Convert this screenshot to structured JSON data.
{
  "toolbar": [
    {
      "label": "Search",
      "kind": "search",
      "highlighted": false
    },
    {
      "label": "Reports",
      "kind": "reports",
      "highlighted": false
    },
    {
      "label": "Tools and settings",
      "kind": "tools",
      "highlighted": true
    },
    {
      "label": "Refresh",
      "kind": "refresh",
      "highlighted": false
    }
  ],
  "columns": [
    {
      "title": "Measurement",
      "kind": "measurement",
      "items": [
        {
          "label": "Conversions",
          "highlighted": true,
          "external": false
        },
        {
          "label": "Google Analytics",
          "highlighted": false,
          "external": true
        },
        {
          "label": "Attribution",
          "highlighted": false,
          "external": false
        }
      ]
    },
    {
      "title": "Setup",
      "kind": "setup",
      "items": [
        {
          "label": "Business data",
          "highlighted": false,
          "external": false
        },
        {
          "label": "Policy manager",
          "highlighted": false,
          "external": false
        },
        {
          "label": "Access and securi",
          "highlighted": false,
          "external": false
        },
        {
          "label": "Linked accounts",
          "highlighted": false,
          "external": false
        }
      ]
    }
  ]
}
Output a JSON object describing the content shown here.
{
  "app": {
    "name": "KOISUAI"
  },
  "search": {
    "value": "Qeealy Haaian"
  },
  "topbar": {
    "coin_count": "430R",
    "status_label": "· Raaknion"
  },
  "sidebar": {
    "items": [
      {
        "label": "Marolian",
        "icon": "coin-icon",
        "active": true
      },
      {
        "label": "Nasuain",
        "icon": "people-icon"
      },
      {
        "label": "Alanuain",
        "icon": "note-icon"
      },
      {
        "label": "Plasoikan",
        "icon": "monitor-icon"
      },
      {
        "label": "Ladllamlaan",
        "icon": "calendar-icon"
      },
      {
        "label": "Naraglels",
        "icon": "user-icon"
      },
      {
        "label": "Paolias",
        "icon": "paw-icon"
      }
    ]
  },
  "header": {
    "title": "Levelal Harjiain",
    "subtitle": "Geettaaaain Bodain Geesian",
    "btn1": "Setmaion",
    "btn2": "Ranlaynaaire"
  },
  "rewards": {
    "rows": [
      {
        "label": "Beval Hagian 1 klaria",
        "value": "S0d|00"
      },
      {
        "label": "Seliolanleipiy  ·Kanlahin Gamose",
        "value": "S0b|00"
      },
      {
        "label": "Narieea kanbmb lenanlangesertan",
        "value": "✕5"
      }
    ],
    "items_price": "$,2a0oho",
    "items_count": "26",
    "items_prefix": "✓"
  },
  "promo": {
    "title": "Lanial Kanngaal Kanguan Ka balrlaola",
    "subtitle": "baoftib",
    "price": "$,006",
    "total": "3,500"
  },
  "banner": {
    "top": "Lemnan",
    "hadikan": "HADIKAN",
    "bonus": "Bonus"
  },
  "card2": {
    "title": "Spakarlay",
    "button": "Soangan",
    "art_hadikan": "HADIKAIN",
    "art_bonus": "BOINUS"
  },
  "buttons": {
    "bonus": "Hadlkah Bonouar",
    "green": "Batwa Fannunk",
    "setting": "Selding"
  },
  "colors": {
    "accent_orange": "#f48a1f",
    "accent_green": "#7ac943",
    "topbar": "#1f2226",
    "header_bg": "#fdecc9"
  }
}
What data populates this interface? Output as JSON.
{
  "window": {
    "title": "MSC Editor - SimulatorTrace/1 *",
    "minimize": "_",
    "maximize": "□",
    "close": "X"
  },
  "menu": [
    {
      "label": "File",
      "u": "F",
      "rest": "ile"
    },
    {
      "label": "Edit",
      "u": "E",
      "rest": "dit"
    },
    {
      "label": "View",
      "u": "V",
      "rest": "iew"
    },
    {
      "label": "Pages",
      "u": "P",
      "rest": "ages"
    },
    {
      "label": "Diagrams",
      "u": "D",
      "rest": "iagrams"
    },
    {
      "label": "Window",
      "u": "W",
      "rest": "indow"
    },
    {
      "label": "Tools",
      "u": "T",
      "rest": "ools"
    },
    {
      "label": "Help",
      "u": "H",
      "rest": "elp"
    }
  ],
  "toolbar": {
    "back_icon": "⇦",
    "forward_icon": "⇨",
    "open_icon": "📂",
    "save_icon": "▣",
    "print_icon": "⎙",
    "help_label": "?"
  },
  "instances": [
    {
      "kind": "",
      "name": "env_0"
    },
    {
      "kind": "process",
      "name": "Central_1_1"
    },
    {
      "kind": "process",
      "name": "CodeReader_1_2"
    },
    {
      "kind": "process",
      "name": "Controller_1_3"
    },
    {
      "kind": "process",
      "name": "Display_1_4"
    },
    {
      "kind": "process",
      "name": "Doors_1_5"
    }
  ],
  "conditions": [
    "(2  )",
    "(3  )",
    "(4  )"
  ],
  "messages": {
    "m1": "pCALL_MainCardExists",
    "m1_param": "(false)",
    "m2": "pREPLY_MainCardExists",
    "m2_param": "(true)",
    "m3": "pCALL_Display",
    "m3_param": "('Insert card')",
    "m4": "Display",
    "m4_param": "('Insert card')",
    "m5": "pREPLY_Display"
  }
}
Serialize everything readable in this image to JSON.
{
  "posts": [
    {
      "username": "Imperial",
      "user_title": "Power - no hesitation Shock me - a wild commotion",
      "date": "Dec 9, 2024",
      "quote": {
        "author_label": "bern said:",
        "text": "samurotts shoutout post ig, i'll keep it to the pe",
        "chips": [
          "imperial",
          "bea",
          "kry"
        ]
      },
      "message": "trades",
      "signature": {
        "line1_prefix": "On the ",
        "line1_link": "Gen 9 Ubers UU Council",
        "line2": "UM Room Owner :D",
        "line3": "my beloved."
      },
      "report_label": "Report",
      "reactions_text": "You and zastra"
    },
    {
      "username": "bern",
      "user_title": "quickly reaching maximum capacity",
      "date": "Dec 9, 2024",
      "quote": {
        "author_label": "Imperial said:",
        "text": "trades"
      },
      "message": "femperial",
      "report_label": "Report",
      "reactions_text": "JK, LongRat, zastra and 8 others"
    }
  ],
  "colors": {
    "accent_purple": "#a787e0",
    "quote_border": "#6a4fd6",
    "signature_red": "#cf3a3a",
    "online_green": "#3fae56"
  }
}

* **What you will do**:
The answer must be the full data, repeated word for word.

* **Solution for this exercise**:
Convert this screenshot to structured JSON data.
{
  "toolbar": [
    {
      "label": "Search",
      "kind": "search",
      "highlighted": false
    },
    {
      "label": "Reports",
      "kind": "reports",
      "highlighted": false
    },
    {
      "label": "Tools and settings",
      "kind": "tools",
      "highlighted": true
    },
    {
      "label": "Refresh",
      "kind": "refresh",
      "highlighted": false
    }
  ],
  "columns": [
    {
      "title": "Measurement",
      "kind": "measurement",
      "items": [
        {
          "label": "Conversions",
          "highlighted": true,
          "external": false
        },
        {
          "label": "Google Analytics",
          "highlighted": false,
          "external": true
        },
        {
          "label": "Attribution",
          "highlighted": false,
          "external": false
        }
      ]
    },
    {
      "title": "Setup",
      "kind": "setup",
      "items": [
        {
          "label": "Business data",
          "highlighted": false,
          "external": false
        },
        {
          "label": "Policy manager",
          "highlighted": false,
          "external": false
        },
        {
          "label": "Access and securi",
          "highlighted": false,
          "external": false
        },
        {
          "label": "Linked accounts",
          "highlighted": false,
          "external": false
        }
      ]
    }
  ]
}
Output a JSON object describing the content shown here.
{
  "app": {
    "name": "KOISUAI"
  },
  "search": {
    "value": "Qeealy Haaian"
  },
  "topbar": {
    "coin_count": "430R",
    "status_label": "· Raaknion"
  },
  "sidebar": {
    "items": [
      {
        "label": "Marolian",
        "icon": "coin-icon",
        "active": true
      },
      {
        "label": "Nasuain",
        "icon": "people-icon"
      },
      {
        "label": "Alanuain",
        "icon": "note-icon"
      },
      {
        "label": "Plasoikan",
        "icon": "monitor-icon"
      },
      {
        "label": "Ladllamlaan",
        "icon": "calendar-icon"
      },
      {
        "label": "Naraglels",
        "icon": "user-icon"
      },
      {
        "label": "Paolias",
        "icon": "paw-icon"
      }
    ]
  },
  "header": {
    "title": "Levelal Harjiain",
    "subtitle": "Geettaaaain Bodain Geesian",
    "btn1": "Setmaion",
    "btn2": "Ranlaynaaire"
  },
  "rewards": {
    "rows": [
      {
        "label": "Beval Hagian 1 klaria",
        "value": "S0d|00"
      },
      {
        "label": "Seliolanleipiy  ·Kanlahin Gamose",
        "value": "S0b|00"
      },
      {
        "label": "Narieea kanbmb lenanlangesertan",
        "value": "✕5"
      }
    ],
    "items_price": "$,2a0oho",
    "items_count": "26",
    "items_prefix": "✓"
  },
  "promo": {
    "title": "Lanial Kanngaal Kanguan Ka balrlaola",
    "subtitle": "baoftib",
    "price": "$,006",
    "total": "3,500"
  },
  "banner": {
    "top": "Lemnan",
    "hadikan": "HADIKAN",
    "bonus": "Bonus"
  },
  "card2": {
    "title": "Spakarlay",
    "button": "Soangan",
    "art_hadikan": "HADIKAIN",
    "art_bonus": "BOINUS"
  },
  "buttons": {
    "bonus": "Hadlkah Bonouar",
    "green": "Batwa Fannunk",
    "setting": "Selding"
  },
  "colors": {
    "accent_orange": "#f48a1f",
    "accent_green": "#7ac943",
    "topbar": "#1f2226",
    "header_bg": "#fdecc9"
  }
}
What data populates this interface? Output as JSON.
{
  "window": {
    "title": "MSC Editor - SimulatorTrace/1 *",
    "minimize": "_",
    "maximize": "□",
    "close": "X"
  },
  "menu": [
    {
      "label": "File",
      "u": "F",
      "rest": "ile"
    },
    {
      "label": "Edit",
      "u": "E",
      "rest": "dit"
    },
    {
      "label": "View",
      "u": "V",
      "rest": "iew"
    },
    {
      "label": "Pages",
      "u": "P",
      "rest": "ages"
    },
    {
      "label": "Diagrams",
      "u": "D",
      "rest": "iagrams"
    },
    {
      "label": "Window",
      "u": "W",
      "rest": "indow"
    },
    {
      "label": "Tools",
      "u": "T",
      "rest": "ools"
    },
    {
      "label": "Help",
      "u": "H",
      "rest": "elp"
    }
  ],
  "toolbar": {
    "back_icon": "⇦",
    "forward_icon": "⇨",
    "open_icon": "📂",
    "save_icon": "▣",
    "print_icon": "⎙",
    "help_label": "?"
  },
  "instances": [
    {
      "kind": "",
      "name": "env_0"
    },
    {
      "kind": "process",
      "name": "Central_1_1"
    },
    {
      "kind": "process",
      "name": "CodeReader_1_2"
    },
    {
      "kind": "process",
      "name": "Controller_1_3"
    },
    {
      "kind": "process",
      "name": "Display_1_4"
    },
    {
      "kind": "process",
      "name": "Doors_1_5"
    }
  ],
  "conditions": [
    "(2  )",
    "(3  )",
    "(4  )"
  ],
  "messages": {
    "m1": "pCALL_MainCardExists",
    "m1_param": "(false)",
    "m2": "pREPLY_MainCardExists",
    "m2_param": "(true)",
    "m3": "pCALL_Display",
    "m3_param": "('Insert card')",
    "m4": "Display",
    "m4_param": "('Insert card')",
    "m5": "pREPLY_Display"
  }
}
Serialize everything readable in this image to JSON.
{
  "posts": [
    {
      "username": "Imperial",
      "user_title": "Power - no hesitation Shock me - a wild commotion",
      "date": "Dec 9, 2024",
      "quote": {
        "author_label": "bern said:",
        "text": "samurotts shoutout post ig, i'll keep it to the pe",
        "chips": [
          "imperial",
          "bea",
          "kry"
        ]
      },
      "message": "trades",
      "signature": {
        "line1_prefix": "On the ",
        "line1_link": "Gen 9 Ubers UU Council",
        "line2": "UM Room Owner :D",
        "line3": "my beloved."
      },
      "report_label": "Report",
      "reactions_text": "You and zastra"
    },
    {
      "username": "bern",
      "user_title": "quickly reaching maximum capacity",
      "date": "Dec 9, 2024",
      "quote": {
        "author_label": "Imperial said:",
        "text": "trades"
      },
      "message": "femperial",
      "report_label": "Report",
      "reactions_text": "JK, LongRat, zastra and 8 others"
    }
  ],
  "colors": {
    "accent_purple": "#a787e0",
    "quote_border": "#6a4fd6",
    "signature_red": "#cf3a3a",
    "online_green": "#3fae56"
  }
}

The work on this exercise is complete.